Data for this exercise
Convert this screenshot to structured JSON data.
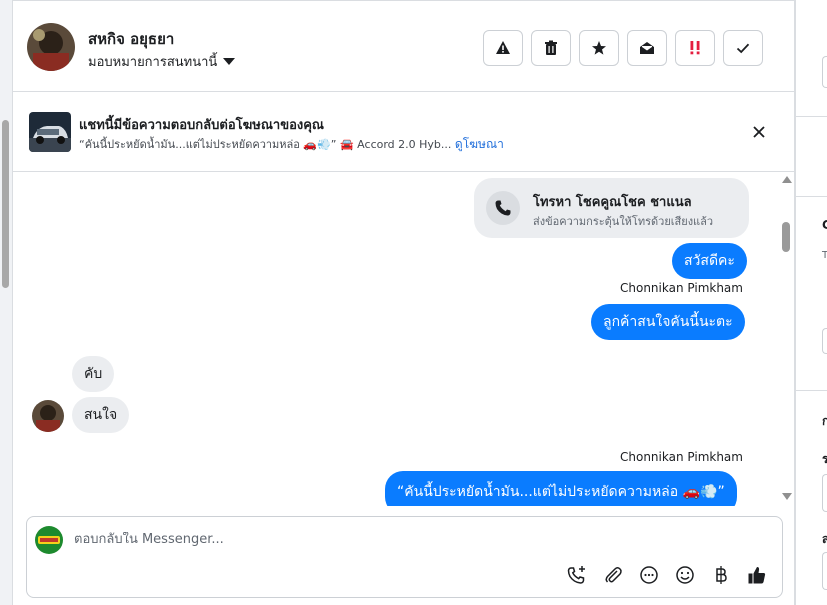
{
  "header": {
    "contact_name": "สหกิจ อยุธยา",
    "assign_label": "มอบหมายการสนทนานี้",
    "actions": [
      "report-icon",
      "trash-icon",
      "star-icon",
      "mark-unread-icon",
      "important-icon",
      "done-icon"
    ]
  },
  "ad_banner": {
    "title": "แชทนี้มีข้อความตอบกลับต่อโฆษณาของคุณ",
    "subtitle": "“คันนี้ประหยัดน้ำมัน...แต่ไม่ประหยัดความหล่อ 🚗💨” 🚘 Accord 2.0 Hyb...",
    "link": "ดูโฆษณา"
  },
  "messages": {
    "call_card": {
      "title": "โทรหา โชคคูณโชค ชาแนล",
      "subtitle": "ส่งข้อความกระตุ้นให้โทรด้วยเสียงแล้ว"
    },
    "greeting": "สวัสดีคะ",
    "sender_1": "Chonnikan Pimkham",
    "interest_q": "ลูกค้าสนใจคันนี้นะตะ",
    "reply_1": "คับ",
    "reply_2": "สนใจ",
    "sender_2": "Chonnikan Pimkham",
    "ad_quote": "“คันนี้ประหยัดน้ำมัน...แต่ไม่ประหยัดความหล่อ 🚗💨”"
  },
  "composer": {
    "placeholder": "ตอบกลับใน Messenger...",
    "tools": [
      "add-call-icon",
      "attach-icon",
      "saved-reply-icon",
      "emoji-icon",
      "baht-icon",
      "thumbs-up-icon"
    ]
  },
  "right_panel": {
    "chars": [
      "C",
      "T",
      "ก",
      "ร",
      "ส"
    ]
  },
  "colors": {
    "accent": "#0a7cff",
    "important": "#e41e3f",
    "link": "#216fdb"
  }
}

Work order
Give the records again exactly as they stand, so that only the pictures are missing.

Response to this exercise
Convert this screenshot to structured JSON data.
{
  "header": {
    "contact_name": "สหกิจ อยุธยา",
    "assign_label": "มอบหมายการสนทนานี้",
    "actions": [
      "report-icon",
      "trash-icon",
      "star-icon",
      "mark-unread-icon",
      "important-icon",
      "done-icon"
    ]
  },
  "ad_banner": {
    "title": "แชทนี้มีข้อความตอบกลับต่อโฆษณาของคุณ",
    "subtitle": "“คันนี้ประหยัดน้ำมัน...แต่ไม่ประหยัดความหล่อ 🚗💨” 🚘 Accord 2.0 Hyb...",
    "link": "ดูโฆษณา"
  },
  "messages": {
    "call_card": {
      "title": "โทรหา โชคคูณโชค ชาแนล",
      "subtitle": "ส่งข้อความกระตุ้นให้โทรด้วยเสียงแล้ว"
    },
    "greeting": "สวัสดีคะ",
    "sender_1": "Chonnikan Pimkham",
    "interest_q": "ลูกค้าสนใจคันนี้นะตะ",
    "reply_1": "คับ",
    "reply_2": "สนใจ",
    "sender_2": "Chonnikan Pimkham",
    "ad_quote": "“คันนี้ประหยัดน้ำมัน...แต่ไม่ประหยัดความหล่อ 🚗💨”"
  },
  "composer": {
    "placeholder": "ตอบกลับใน Messenger...",
    "tools": [
      "add-call-icon",
      "attach-icon",
      "saved-reply-icon",
      "emoji-icon",
      "baht-icon",
      "thumbs-up-icon"
    ]
  },
  "right_panel": {
    "chars": [
      "C",
      "T",
      "ก",
      "ร",
      "ส"
    ]
  },
  "colors": {
    "accent": "#0a7cff",
    "important": "#e41e3f",
    "link": "#216fdb"
  }
}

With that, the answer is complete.